In recently published Advisory Opinion 2004–02A, the Department of Labor (the “DOL”) provides guidance concerning modifications made to pre-existing qualified domestic relations orders (“QDROs”). The guidance explains that plan administrators who receive court-approved domestic relations orders (“Orders”) that modify the terms of a pre-existing QDRO must honor such Orders, if the Order otherwise is determined to meet the statutory requirements of a QDRO under Section 206(d)(3) of the Employee Retirement Income Security Act of 1974, as amended (“ERISA”).
A plan administrator requested the DOL’s guidance concerning whether an Order that it had determined to be a QDRO in 1997 (the “1997 QDRO”) could be modified by a subsequent court-approved Order issued in 2002 (the “2002 Order”) that reduced the former spouse’s interest in the participant’s benefit. The plan began paying benefits to both the participant and the alternate payee under the terms of the 1997 QDRO, after the participant retired in 2002 and before the plan administrator had made a determination on the qualified status of the 2002 Order.
Subject to the issuance of an advisory opinion from the DOL, the plan administrator later notified the participant that it had made a tentative determination that the 2002 Order was not qualified due to the reduction in the amount of the benefit previously assigned to the alternate payee under the terms of the 1997 QDRO. Because the 2002 Order stated that the 1997 QDRO provisions were to be “deleted,” the plan administrator believed that the reduction under the 2002 Order was to be applied retroactively. In its determination, the plan administrator noted that it would seek recovery of any “overpayments” made to the alternate payee under the terms of the 1997 QDRO, if the DOL concluded that the 2002 Order could be treated as a QDRO. If no “overpayments” were returned, the plan administrator stated that it would withhold future payments to the alternate payee until such amounts were recovered.
Qualified Status of the 2002 Order

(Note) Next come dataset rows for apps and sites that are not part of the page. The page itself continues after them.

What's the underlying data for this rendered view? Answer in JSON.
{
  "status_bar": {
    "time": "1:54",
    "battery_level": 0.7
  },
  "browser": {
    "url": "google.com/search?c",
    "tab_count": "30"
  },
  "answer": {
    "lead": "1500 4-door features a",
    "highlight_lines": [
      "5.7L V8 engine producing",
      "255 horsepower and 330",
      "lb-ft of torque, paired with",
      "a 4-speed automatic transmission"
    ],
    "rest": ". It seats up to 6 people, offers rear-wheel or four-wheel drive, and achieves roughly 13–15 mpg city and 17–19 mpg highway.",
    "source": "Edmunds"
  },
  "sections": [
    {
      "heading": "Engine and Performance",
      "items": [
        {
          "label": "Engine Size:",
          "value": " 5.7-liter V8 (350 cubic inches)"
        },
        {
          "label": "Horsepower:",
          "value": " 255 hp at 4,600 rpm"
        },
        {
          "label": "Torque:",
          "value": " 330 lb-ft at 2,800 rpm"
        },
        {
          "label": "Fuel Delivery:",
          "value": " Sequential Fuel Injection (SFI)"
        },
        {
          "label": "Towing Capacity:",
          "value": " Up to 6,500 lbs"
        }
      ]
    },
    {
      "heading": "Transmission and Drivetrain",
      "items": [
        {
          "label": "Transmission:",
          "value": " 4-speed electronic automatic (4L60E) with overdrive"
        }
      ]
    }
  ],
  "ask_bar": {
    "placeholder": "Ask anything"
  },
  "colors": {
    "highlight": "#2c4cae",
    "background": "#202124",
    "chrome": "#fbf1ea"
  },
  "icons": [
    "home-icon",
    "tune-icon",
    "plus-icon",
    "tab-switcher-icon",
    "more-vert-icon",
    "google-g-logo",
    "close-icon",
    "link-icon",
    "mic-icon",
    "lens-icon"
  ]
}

The DOL first determined that the 2002 Order could be considered a QDRO. In the DOL’s view, ERISA does not preclude a state court (or other appropriate state agency or instrumentality) from altering or modifying a previous order involving the same participant and alternate payee, as long as the new order itself meets the statutory requirements. A plan administrator could only conclude that an Order was not qualified based on the requirements set forth in ERISA. Under ERISA, an Order cannot require a plan to pay benefits to an alternate payee that are required to be paid to another alternate payee under another order previously determined to be a QDRO. Because the modification of the assignment of benefits under the 1997 QDRO pertained to the same alternate payee, the DOL concluded that the 2002 Order did not violate this statutory requirement and could be considered a QDRO (assuming it had satisfied the remaining statutory QDRO requirements), regardless of the reduction in the amount of the assignment previously awarded to the alternate payee under the pre-existing 1997 QDRO. (Presumably, neither the plan administrator in this case nor the DOL would object to a subsequent Order that increased the alternate payee’s interest because such an Order, which otherwise satisfied the statutory QDROrequirements, could simply be considered an additional QDRO as opposed to a modification of the old Order.)
Application on a Prospective Basis
The DOL next determined that the plan administrator did not have the authority to seek recovery from the alternate payee with respect to the amounts paid under the terms of the 1997 QDRO. Nor could it withhold future payments to the alternate payee with respect to amounts required to be paid under the 2002 Order. While the plan administrator took no action to preserve the amounts that would be affected by the 2002 Order during its consideration of that Order’s qualified status (as generally required under ERISA), the DOL noted that it was not required to do so under these circumstances. ERISA does not require segregation of amounts that have already been determined to be payable to an alternate payee under the terms of a pre-existing QDRO, only amounts potentially payable during the period in which an Order’s qualified status is being determined. Because the plan administrator had determined the 1997 QDRO to be qualified, the DOL asserted that the plan was required to pay benefits in accordance with its terms. The plan had no further obligation to the participant and the alternate payee with respect to payments made under the 1997 QDRO because benefits were paid in accordance with its determination and ERISA’s segregation rule. Because the plan administrator had no authority to request recovery, the DOL concluded that the 2002 Order should be treated as a QDRO on a prospective basis only.
The DOL guidance makes clear that modifications made to a pre-existing QDRO may be enforceable against a plan. If the new Order is determined to satisfy the statutory QDRO requirements, then the plan must honor the terms of the new Order as a QDRO, even where the new Order results in the reduction of the amount of the original assignment currently being paid to the alternate payee under the terms of the pre-existing Order. In this case, the DOL stated that the modifications applicable under a new Order should be applied prospectively to future payments. Although the guidance does not require the preservation of amounts in question during the period in which the subsequent Order’s qualified status is being determined, the guidance suggests in a footnote that it may be desirable to establish a separate account for such amounts during this period, especially where benefits under the pre-existing QDRO have already commenced. As a result, it may be advisable for plan administrators to review their QDRO procedures to determine whether any changes are necessary in light of this guidance.